|Fungi and viruses as important players in microbial mats|Carreira, C.; Lønborg, C.; Kühl, M.; Lillebø, A.I.; Sandaa, R.-A.; Villanueva, L.; Cruz, S. (2020). Fungi and viruses as important players in microbial mats. FEMS Microbiol. Ecol. 96(11): fiaa187. https://doi.org/10.1093/femsec/fiaa187
In: FEMS Microbiology Ecology. Federation of European Microbiological Societies: Amsterdam. ISSN 0168-6496; e-ISSN 1574-6941, meer
microbial mats; fungi; virus; microbial food web
|Auteurs|| || Top |
- Carreira, C.
- Lønborg, C.
- Kühl, M., meer
- Lillebø, A.I.
- Sandaa, R.-A.
- Villanueva, L., meer
- Cruz, S.

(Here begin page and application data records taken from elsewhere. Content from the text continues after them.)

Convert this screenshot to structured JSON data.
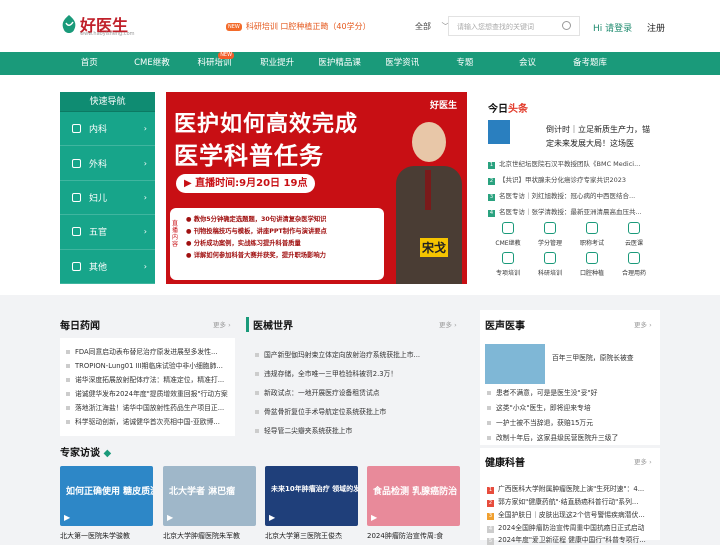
{
  "header": {
    "logo_text": "好医生",
    "logo_sub": "www.haoyisheng.com",
    "promo_new": "NEW",
    "promo_text": "科研培训 口腔种植正畸（40学分）",
    "search_scope": "全部",
    "search_placeholder": "请输入您想查找的关键词",
    "login_prefix": "Hi 请登录",
    "register": "注册"
  },
  "nav": {
    "items": [
      "首页",
      "CME继教",
      "科研培训",
      "职业提升",
      "医护精品课",
      "医学资讯",
      "专题",
      "会议",
      "备考题库"
    ],
    "new_badge": "NEW"
  },
  "quick_nav": {
    "title": "快速导航",
    "items": [
      "内科",
      "外科",
      "妇儿",
      "五官",
      "其他"
    ]
  },
  "banner": {
    "brand": "好医生",
    "line1": "医护如何高效完成",
    "line2": "医学科普任务",
    "live": "直播时间:9月20日 19点",
    "side": "直播内容",
    "points": [
      "教你5分钟确定选题题，30句讲清复杂医学知识",
      "刊物投稿技巧与模板，讲座PPT制作与演讲要点",
      "分析成功案例，实战练习提升科普质量",
      "详解如何参加科普大赛并获奖，提升职场影响力"
    ],
    "name": "宋戈"
  },
  "today": {
    "title_a": "今日",
    "title_b": "头条",
    "feature": "倒计时｜立足新质生产力，锚定未来发展大局！这场医",
    "list": [
      "北京世纪坛医院石汉平教授团队《BMC Medici...",
      "【共识】甲状腺未分化癌诊疗专家共识2023",
      "名医专访｜刘红旭教授：冠心病的中西医结合...",
      "名医专访｜张学清教授：最新亚洲清晨高血压共..."
    ],
    "grid": [
      "CME继教",
      "学分管理",
      "职称考试",
      "云医课",
      "专项培训",
      "科研培训",
      "口腔种植",
      "合理用药"
    ]
  },
  "news": {
    "title": "每日药闻",
    "more": "更多",
    "items": [
      "FDA同意启动表布替尼治疗原发进展型多发性...",
      "TROPION-Lung01 III期临床试验中非小细胞肺...",
      "诺华深度拓展放射配体疗法：精准定位，精准打...",
      "诺诚健华发布2024年度\"提质增效重回报\"行动方案",
      "落地浙江海盐！诺华中国放射性药品生产项目正...",
      "科学驱动创新，诺诚健华首次亮相中国-亚欧博..."
    ]
  },
  "device": {
    "title": "医械世界",
    "more": "更多",
    "items": [
      "国产新型伽玛射束立体定向放射治疗系统获批上市...",
      "违规存储，全市唯一三甲检验科被罚2.3万！",
      "新政试点：一地开展医疗设备租赁试点",
      "骨盆骨折复位手术导航定位系统获批上市",
      "轻导管二尖瓣夹系统获批上市"
    ]
  },
  "doctor": {
    "title": "医声医事",
    "more": "更多",
    "feature": "百年三甲医院，原院长被查",
    "items": [
      "患者不满意，可是是医生没\"妥\"好",
      "这类\"小众\"医生，即将迎来专培",
      "一护士被不当辞退，获赔15万元",
      "改制十年后，这家县级民营医院升三级了"
    ]
  },
  "health": {
    "title": "健康科普",
    "more": "更多",
    "items": [
      "广西医科大学附属肿瘤医院上演\"生死时速\"：4...",
      "郭方家如\"健康药航\"·结直肠癌科普行动\"系列...",
      "全国护肤日｜皮肤出现这2个信号警惕疾病潜伏...",
      "2024全国肿瘤防治宣传周重中国抗癌日正式启动",
      "2024年度\"爱卫新征程 健康中国行\"科普专项行..."
    ]
  },
  "interview": {
    "title": "专家访谈",
    "thumbs": [
      "如何正确使用 糖皮质激素?",
      "北大学者 淋巴瘤",
      "未来10年肿瘤治疗 领域的发展方向",
      "食品检测 乳腺癌防治"
    ],
    "captions": [
      "北大第一医院朱学骏教",
      "北京大学肿瘤医院朱军教",
      "北京大学第三医院王俊杰",
      "2024肿瘤防治宣传周:食"
    ]
  }
}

Microbial mats are compacted, surface-associated microbial ecosystems reminiscent of the first living communities on early Earth. While often considered predominantly prokaryotic, recent findings show that both fungi and viruses are ubiquitous in microbial mats, albeit their functional roles remain unknown. Fungal research has mostly focused on terrestrial and freshwater ecosystems where fungi are known as important recyclers of organic matter, whereas viruses are exceptionally abundant and important in aquatic ecosystems. Here, viruses have shown to affect organic matter cycling and the diversity of microbial communities by facilitating horizontal gene transfer and cell lysis. We hypothesise fungi and viruses to have similar roles in microbial mats. Based on the analysis of previous research in terrestrial and aquatic ecosystems, we outline novel hypotheses proposing strong impacts of fungi and viruses on element cycling, food web structure and function in microbial mats, and outline experimental approaches for studies needed to understand these interactions.